What is Aromatherapy?

The British Columbia Alliance of Aromatherapy defines aromatherapy/essential oil therapy as the controlled use of essential oil(s) to maintain and promote physical, psychological and spiritual well-being.

What are Essential Oils?

Essential oils are highly volatile plant molecules with complex chemical structures created in nature and extracted by man through steam distillation, expression, solvent extraction, CO2 extraction and other extraction techniques.

Each essential oil could consist of anywhere from 30-500 different chemical compounds. These can be a combination of acids, alcohols, aldehydes, ketones, esters, phenols, oxides and terpenes.

How does Aromatherapy Work?

Recent clinical trials have confirmed that small concentrations of essential oil constituents have been found in the blood within minutes, following either massage or inhalation.

When essential oils are breathed in, the molecules rise to the top of the nose. Here they meet the olfactory mucous membrane with its receptors made up of thousands of hair sensory cells. The receptors identify the smell and the sensory stimulation is passed on through the olfactory bulb, which is an amplifier, through the olfactory nerve and directly into the limbic system of the brain.

The limbic system is the oldest part of our brain. Two important parts of the limbic system are triggered by the nerve impulses, the amygdala and the hippocampus. The centers of memory, sexuality, and emotional reactions and creativity are found here. While the scent is being compared to a known scent and labeled, pictures and feelings from the past are associated with the scent information. As a consequence we will react emotionally and physically through our autonomic nervous system to an aroma. In the limbic system, the nerve impulse is led to the hypothalamus, which serves as a switching point for the transmission of scent messages to other areas of the brain. The hypothalamus is also the control station for the pituary. As it receives scent data, it conveys chemical messages to the blood stream. It is the hypothalamus that activates and releases hormones and regulates body functions.
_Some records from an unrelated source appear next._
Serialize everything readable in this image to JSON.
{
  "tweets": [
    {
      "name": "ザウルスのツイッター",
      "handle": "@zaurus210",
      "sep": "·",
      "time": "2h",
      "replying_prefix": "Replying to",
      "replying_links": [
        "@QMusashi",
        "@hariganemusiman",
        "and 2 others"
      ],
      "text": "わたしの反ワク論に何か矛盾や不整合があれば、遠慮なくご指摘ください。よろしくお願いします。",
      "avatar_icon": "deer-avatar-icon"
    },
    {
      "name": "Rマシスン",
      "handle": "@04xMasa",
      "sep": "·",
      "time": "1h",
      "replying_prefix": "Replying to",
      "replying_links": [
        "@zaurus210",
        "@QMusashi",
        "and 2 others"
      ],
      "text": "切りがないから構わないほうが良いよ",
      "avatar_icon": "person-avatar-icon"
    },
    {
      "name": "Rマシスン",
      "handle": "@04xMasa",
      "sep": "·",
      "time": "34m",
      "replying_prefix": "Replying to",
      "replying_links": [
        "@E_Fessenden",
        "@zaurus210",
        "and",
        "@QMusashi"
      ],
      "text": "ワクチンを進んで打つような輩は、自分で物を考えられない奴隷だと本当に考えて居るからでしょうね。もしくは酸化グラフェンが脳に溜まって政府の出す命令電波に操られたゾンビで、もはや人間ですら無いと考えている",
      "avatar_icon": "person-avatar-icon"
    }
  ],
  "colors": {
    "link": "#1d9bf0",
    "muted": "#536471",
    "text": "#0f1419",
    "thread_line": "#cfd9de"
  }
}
The thalamus connects the scent information of the limbic system to the area of thinking and judgment. The entire process, from the perception of a small to the corresponding gland secretion, takes a few seconds. Therefore a simple inhalation of an aroma can cause changes in the body and, depending on the information received, can initiate any number of physiological processes. For example the immune system could be activated, blood pressure changes, digestion could be stimulated, etc. This complex reaction of brain and body takes place every time you smell something. Aroma data so received can cause us to become calm, lively, euphoric, hungry, satiated, sleepy, active, free from pain, etc. Ylang Ylang appears to stimulate the pituary gland into releasing endorphins, a sexually stimulating neurochemical. While lavender, chamomile or neroli appear to stimulate the release of serotonin, which has as calming effect on fear, stress, aggravation and sleeplessness. Although most of the essential oil molecules breathed in is exhale, some will find their way into the bloodstream via the lungs. (Beverley Hawkins)
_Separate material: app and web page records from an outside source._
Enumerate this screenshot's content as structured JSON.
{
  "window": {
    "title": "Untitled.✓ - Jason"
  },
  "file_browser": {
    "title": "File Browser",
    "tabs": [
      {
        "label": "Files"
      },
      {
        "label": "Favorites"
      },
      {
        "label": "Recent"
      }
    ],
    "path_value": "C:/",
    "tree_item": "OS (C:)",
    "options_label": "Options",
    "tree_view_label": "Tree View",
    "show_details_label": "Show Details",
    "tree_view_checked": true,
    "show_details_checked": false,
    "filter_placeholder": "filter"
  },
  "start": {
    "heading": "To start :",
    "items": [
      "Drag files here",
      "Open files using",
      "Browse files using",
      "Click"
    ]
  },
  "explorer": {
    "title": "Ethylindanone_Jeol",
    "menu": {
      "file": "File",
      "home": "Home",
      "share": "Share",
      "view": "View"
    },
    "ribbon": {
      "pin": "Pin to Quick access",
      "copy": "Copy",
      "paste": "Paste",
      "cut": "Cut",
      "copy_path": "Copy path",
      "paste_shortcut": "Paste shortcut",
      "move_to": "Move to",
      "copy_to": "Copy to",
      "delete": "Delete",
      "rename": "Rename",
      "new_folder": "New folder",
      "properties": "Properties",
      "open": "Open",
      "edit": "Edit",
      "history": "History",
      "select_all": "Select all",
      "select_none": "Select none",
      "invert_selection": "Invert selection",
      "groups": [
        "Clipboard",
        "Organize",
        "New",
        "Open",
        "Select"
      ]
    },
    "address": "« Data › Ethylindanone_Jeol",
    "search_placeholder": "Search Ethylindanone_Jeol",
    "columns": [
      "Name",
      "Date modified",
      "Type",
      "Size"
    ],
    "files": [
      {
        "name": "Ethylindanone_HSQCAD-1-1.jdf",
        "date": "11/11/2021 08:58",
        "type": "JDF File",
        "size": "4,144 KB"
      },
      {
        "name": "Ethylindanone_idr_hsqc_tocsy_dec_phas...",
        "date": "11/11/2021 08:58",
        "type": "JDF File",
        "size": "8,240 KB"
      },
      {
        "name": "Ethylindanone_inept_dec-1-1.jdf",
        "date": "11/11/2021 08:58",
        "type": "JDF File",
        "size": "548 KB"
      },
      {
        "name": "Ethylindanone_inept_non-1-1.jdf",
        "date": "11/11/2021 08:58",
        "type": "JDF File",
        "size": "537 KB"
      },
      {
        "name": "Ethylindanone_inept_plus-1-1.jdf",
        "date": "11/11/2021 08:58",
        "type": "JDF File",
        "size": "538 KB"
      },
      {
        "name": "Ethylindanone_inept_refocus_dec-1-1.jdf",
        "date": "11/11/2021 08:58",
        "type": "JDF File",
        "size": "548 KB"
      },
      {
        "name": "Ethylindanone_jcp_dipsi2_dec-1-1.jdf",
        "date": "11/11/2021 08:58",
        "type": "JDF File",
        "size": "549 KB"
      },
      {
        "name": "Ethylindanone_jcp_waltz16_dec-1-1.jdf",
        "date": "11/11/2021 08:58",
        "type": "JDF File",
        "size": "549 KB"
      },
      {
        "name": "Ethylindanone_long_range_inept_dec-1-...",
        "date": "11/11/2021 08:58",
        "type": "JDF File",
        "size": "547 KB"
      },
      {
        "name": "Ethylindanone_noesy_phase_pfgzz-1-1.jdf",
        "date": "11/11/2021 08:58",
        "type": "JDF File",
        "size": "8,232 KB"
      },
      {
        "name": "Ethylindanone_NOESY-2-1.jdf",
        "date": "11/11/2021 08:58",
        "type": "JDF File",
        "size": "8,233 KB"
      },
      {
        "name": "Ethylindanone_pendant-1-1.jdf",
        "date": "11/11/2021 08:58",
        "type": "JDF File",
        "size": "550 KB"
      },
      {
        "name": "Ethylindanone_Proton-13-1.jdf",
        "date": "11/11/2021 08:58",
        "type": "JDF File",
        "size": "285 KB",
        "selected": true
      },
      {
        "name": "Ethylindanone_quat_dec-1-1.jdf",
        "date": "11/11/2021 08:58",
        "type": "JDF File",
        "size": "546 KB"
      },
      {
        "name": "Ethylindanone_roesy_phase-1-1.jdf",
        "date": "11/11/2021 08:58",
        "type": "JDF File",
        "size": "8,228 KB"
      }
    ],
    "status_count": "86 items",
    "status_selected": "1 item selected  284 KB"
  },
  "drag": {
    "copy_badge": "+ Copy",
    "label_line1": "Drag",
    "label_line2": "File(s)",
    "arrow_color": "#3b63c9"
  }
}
As essential oils are highly complex, there must be caution exercised when using them. It is important to remember that extra caution must be used during pregnancy, with infants and young children, with the elderly, with people with high or low blood pressure, epilepsy, respiratory conditions, kidney disease, and certain cancers.
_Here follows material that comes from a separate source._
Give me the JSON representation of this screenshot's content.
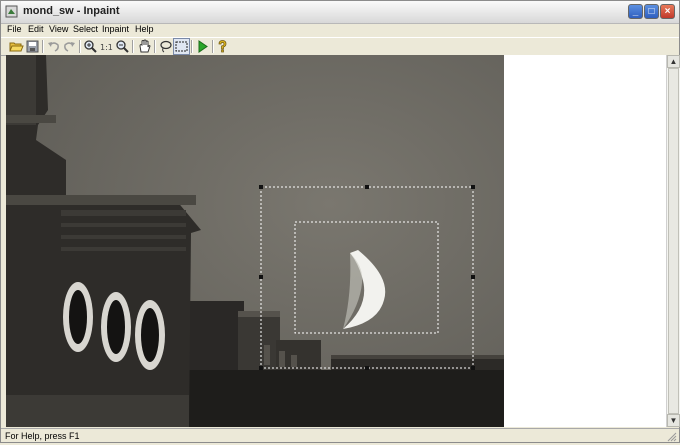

For example, did you know that Eucalyptus is not safe with children under 10? It contains a chemical compound that can cause respiratory distress and possibly seizures. Peppermint has similar warnings. These are oils that I see often being used with young children, when they definitely should not be! Natural does not mean 100% safe.